● WHAT TO WORK ON
Could you write out the records below exactly, without omitting a line?

● DATA TO PROCESS
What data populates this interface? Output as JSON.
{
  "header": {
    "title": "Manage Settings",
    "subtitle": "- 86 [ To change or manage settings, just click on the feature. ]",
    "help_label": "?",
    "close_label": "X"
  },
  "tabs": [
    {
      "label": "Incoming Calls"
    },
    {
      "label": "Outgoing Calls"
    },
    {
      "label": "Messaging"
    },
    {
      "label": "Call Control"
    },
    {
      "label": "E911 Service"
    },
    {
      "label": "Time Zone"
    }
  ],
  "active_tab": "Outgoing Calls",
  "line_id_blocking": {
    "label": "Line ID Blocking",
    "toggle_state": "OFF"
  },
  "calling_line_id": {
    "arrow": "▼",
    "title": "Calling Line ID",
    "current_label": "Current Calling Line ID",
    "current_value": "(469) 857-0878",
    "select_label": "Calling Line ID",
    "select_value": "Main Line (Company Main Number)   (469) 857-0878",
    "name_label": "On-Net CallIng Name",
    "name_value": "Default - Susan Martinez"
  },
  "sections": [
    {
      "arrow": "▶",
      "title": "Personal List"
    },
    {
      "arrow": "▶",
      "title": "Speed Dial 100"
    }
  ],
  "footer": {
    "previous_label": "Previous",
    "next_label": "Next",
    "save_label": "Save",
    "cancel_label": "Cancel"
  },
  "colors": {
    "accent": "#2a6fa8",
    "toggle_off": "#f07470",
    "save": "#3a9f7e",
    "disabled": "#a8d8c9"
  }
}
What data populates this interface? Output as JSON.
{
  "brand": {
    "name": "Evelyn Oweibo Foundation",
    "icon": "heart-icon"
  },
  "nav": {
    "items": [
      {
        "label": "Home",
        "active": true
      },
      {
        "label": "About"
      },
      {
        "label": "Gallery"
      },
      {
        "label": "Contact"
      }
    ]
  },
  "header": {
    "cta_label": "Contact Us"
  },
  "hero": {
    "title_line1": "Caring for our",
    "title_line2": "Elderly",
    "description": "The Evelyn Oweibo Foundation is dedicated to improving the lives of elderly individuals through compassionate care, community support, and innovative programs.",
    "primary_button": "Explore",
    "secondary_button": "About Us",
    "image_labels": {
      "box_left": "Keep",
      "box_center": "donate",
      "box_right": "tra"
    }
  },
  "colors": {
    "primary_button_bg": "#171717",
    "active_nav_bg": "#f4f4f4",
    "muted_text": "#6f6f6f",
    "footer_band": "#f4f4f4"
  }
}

● EXERCISE OUTPUT
What data populates this interface? Output as JSON.
{
  "header": {
    "title": "Manage Settings",
    "subtitle": "- 86 [ To change or manage settings, just click on the feature. ]",
    "help_label": "?",
    "close_label": "X"
  },
  "tabs": [
    {
      "label": "Incoming Calls"
    },
    {
      "label": "Outgoing Calls"
    },
    {
      "label": "Messaging"
    },
    {
      "label": "Call Control"
    },
    {
      "label": "E911 Service"
    },
    {
      "label": "Time Zone"
    }
  ],
  "active_tab": "Outgoing Calls",
  "line_id_blocking": {
    "label": "Line ID Blocking",
    "toggle_state": "OFF"
  },
  "calling_line_id": {
    "arrow": "▼",
    "title": "Calling Line ID",
    "current_label": "Current Calling Line ID",
    "current_value": "(469) 857-0878",
    "select_label": "Calling Line ID",
    "select_value": "Main Line (Company Main Number)   (469) 857-0878",
    "name_label": "On-Net CallIng Name",
    "name_value": "Default - Susan Martinez"
  },
  "sections": [
    {
      "arrow": "▶",
      "title": "Personal List"
    },
    {
      "arrow": "▶",
      "title": "Speed Dial 100"
    }
  ],
  "footer": {
    "previous_label": "Previous",
    "next_label": "Next",
    "save_label": "Save",
    "cancel_label": "Cancel"
  },
  "colors": {
    "accent": "#2a6fa8",
    "toggle_off": "#f07470",
    "save": "#3a9f7e",
    "disabled": "#a8d8c9"
  }
}
What data populates this interface? Output as JSON.
{
  "brand": {
    "name": "Evelyn Oweibo Foundation",
    "icon": "heart-icon"
  },
  "nav": {
    "items": [
      {
        "label": "Home",
        "active": true
      },
      {
        "label": "About"
      },
      {
        "label": "Gallery"
      },
      {
        "label": "Contact"
      }
    ]
  },
  "header": {
    "cta_label": "Contact Us"
  },
  "hero": {
    "title_line1": "Caring for our",
    "title_line2": "Elderly",
    "description": "The Evelyn Oweibo Foundation is dedicated to improving the lives of elderly individuals through compassionate care, community support, and innovative programs.",
    "primary_button": "Explore",
    "secondary_button": "About Us",
    "image_labels": {
      "box_left": "Keep",
      "box_center": "donate",
      "box_right": "tra"
    }
  },
  "colors": {
    "primary_button_bg": "#171717",
    "active_nav_bg": "#f4f4f4",
    "muted_text": "#6f6f6f",
    "footer_band": "#f4f4f4"
  }
}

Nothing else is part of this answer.